**Task description:**
What lines of the data below hold "caption"? Show them.

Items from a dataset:
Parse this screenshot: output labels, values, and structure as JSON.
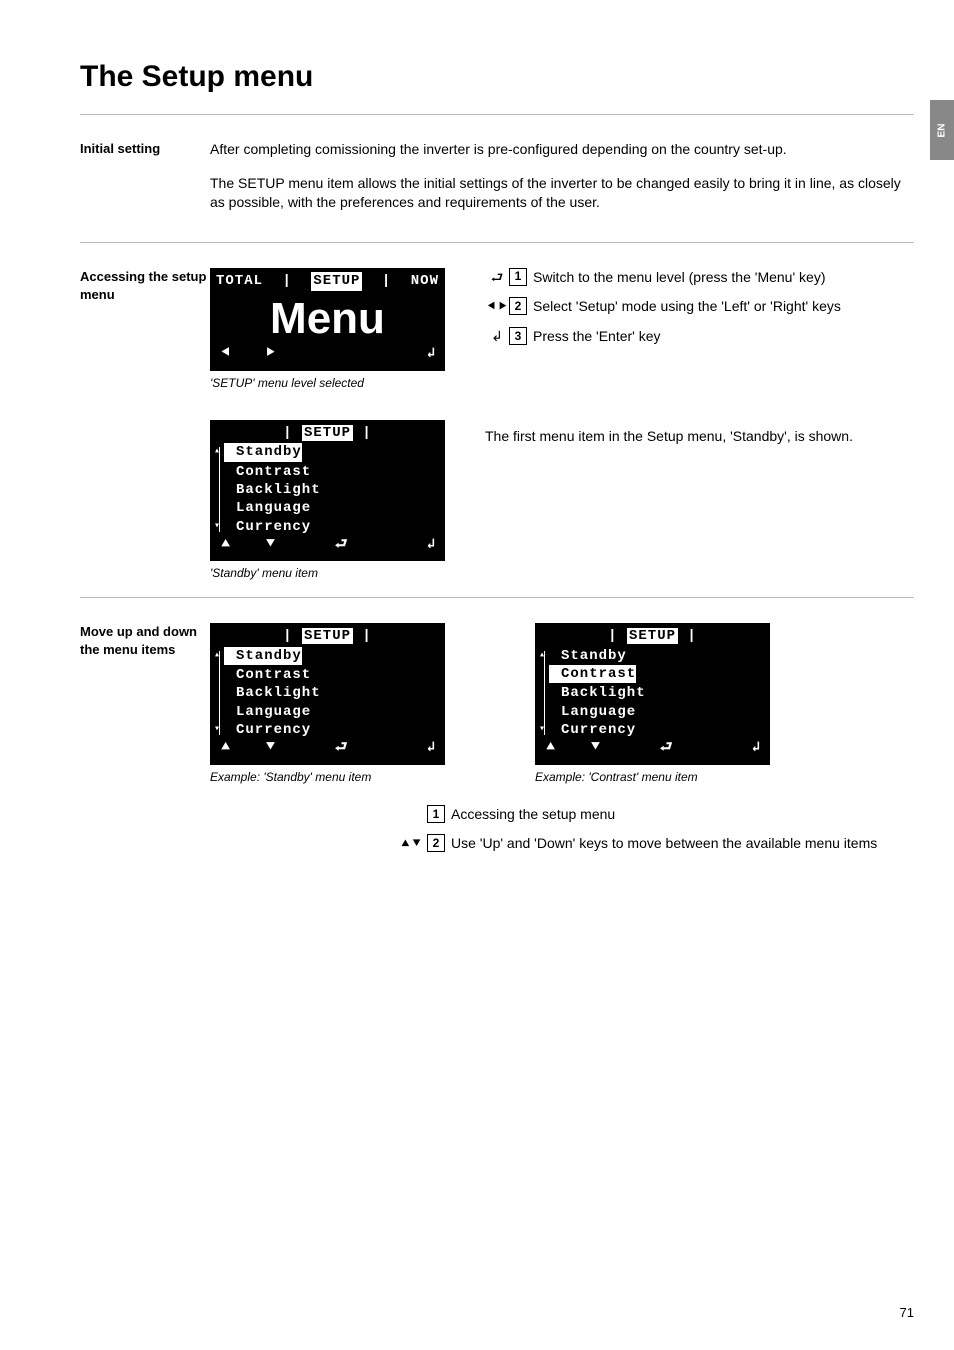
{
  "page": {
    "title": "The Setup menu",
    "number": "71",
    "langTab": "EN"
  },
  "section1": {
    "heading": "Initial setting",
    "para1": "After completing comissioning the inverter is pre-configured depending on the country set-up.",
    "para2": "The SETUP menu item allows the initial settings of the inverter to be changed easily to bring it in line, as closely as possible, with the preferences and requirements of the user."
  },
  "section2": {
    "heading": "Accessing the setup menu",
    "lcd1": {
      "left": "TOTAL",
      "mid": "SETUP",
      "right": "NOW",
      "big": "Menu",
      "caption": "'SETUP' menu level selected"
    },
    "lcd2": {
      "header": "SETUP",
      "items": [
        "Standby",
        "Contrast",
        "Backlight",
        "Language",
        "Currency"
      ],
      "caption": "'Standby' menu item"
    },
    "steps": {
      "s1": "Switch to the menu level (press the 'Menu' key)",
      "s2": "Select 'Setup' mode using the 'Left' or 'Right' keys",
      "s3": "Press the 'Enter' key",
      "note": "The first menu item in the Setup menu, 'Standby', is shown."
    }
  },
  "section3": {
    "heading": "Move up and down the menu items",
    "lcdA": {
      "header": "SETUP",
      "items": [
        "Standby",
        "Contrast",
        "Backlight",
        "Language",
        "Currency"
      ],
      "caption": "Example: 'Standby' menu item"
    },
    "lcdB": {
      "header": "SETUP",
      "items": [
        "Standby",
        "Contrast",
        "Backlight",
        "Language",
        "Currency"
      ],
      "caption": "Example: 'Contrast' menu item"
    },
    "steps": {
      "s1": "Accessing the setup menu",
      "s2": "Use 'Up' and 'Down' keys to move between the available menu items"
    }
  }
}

**Solution for this task:**
      "caption": "'SETUP' menu level selected"
      "caption": "'Standby' menu item"
      "caption": "Example: 'Standby' menu item"
      "caption": "Example: 'Contrast' menu item"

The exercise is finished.